Gerry Spence: Speaking to Each Other as Slaves
Gerry Spence has been a trial attorney for more than six decades and Gerry Spence’s Blog
proudly represents “the little people.” He has fought and won for the family
of Karen Silkwood, defended Randy Weaver at Ruby Ridge, and represented
hundreds of others in some of the most notable trials of our time.
Yes, all of us, the living, are indentured in some form of slavery. A few slaves are better off than most. In the slavery of the old South the house slaves lived closest to the master and shared some of his comforts not known to the wretched slaves who labored in the fields. The field foreman, who were also slaves, wielded whips they laid on the backs of fellow slaves. But slavery, not poverty, is the universal life-taking force that is suffered by the rich and the poor, by the boss and the CEO who, as slaves, lay their economic and emotional whips on the backs of the worker slaves.
The master, the corporate power structure, has an insidious, built-in guarantee against reform, one that preserves the master’s perpetual power. The rich slave exploits the poor slave. The rich slave often accumulates hundreds, even thousands of times more wealth than the poor slave — usually from the sweat and toil of the poor slave. To justify his excesses, the rich slave proclaims he has worked harder and is self-made, while the poor slave is said to be irresponsible, lazy or stupid and entitled to what he earns which is often a mere pittance. By reason of his self interest, the rich slave refuses to recognize and renounce his own slavery and to join the poor slave in a mutual quest for freedom. Instead, the rich slave will fight for the master, the said corporate power structure, against his poorer brothers and sisters. But a few rich slaves are beginning to realize that riches do not provide freedom. Riches create only a different genre of slavery.
I say the master is dead because the corporation does not breathe, nor love, nor feel.

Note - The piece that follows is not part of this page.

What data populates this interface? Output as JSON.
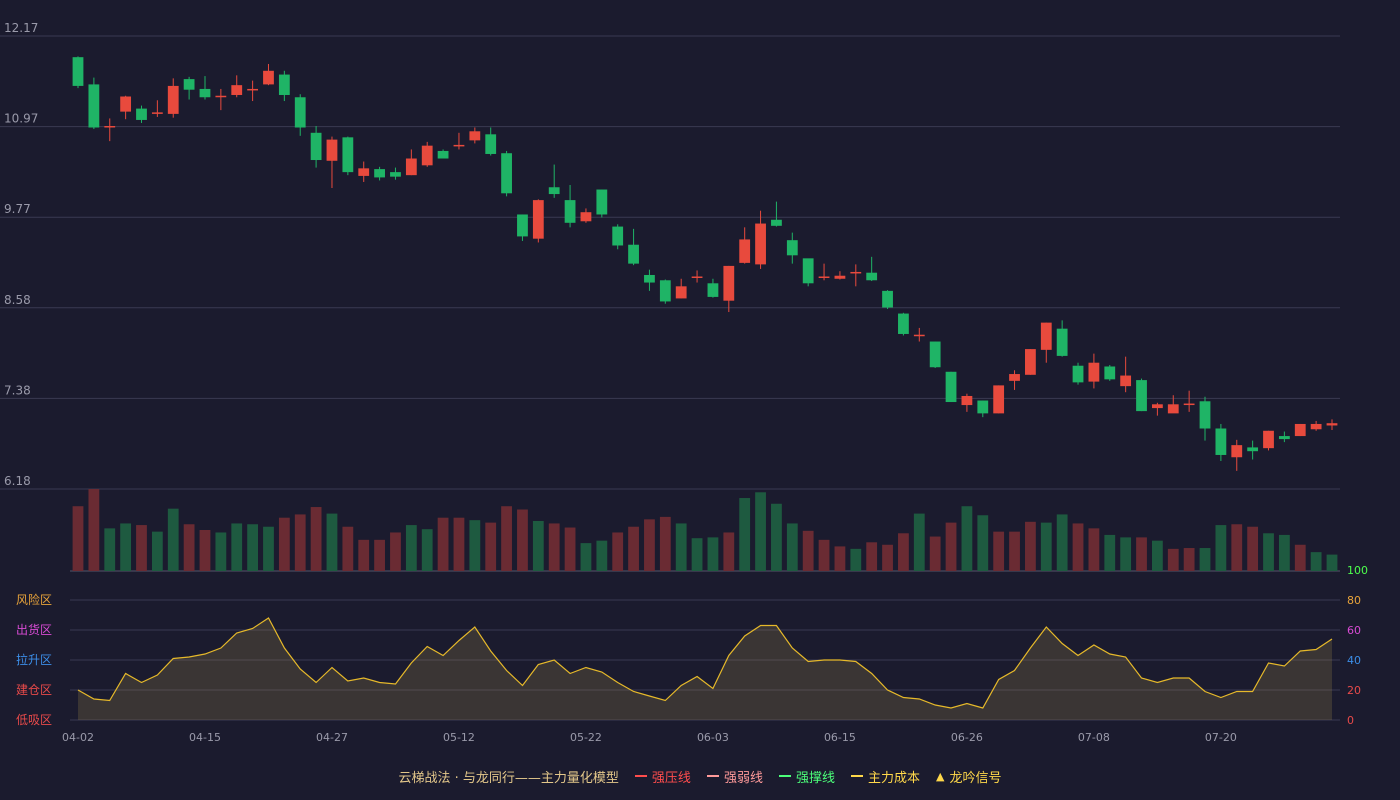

Our life’s breaths can be counted, and to contribute our limited breaths for the greed of a dead master is monstrous at best. And slavery itself is a form of death. Yet slaves can be taught to embrace nearly any degradation, any dehumanizing condition – to love it, fight for it and to die for it, even with gratitude. The means by which the dead master achieves its infinite power over us is called propaganda. Our masters own the airways we listen to, the television channels we watch and the newspapers we read. Our masters are masters at propaganda and mercilessly bombard us with false messages of our freedom during all of our lives.
As a consequence we good and obedient slaves, rich or poor, believe down to our toenails that we are free. We have embraced this fable since we were first able to understand the simplest ideas. We, as children, have been taught that we are a nation of free people that provides liberty and justice and equal opportunity for all. By the time we have become adults we innocently laud this false freedom, and in its name we become free only to impose all nature of pain and misery on the poorer slaves who themselves have come to believe they are inferior by reason of their inability to acquire their fair share of the promised life. And we support evil wars against other slaves in other lands in the name of their freedom but which wars, in the end, are fought by our children who bleed and die to enrich our master.
read more here
“. . . in America, we have achieved the Orwellian prediction – enslaved, the people have been programmed to love their bondage and are left to clutch only mirage-like images of freedom, its fables and fictions. The new slaves are linked together by vast electronic chains of television that imprison not their bodies but their minds. Their desires are programmed, their tastes manipulated, their values set for them. ” Gerry Spence, From Freedom to Slavery.
Subscribe to comments with RSS.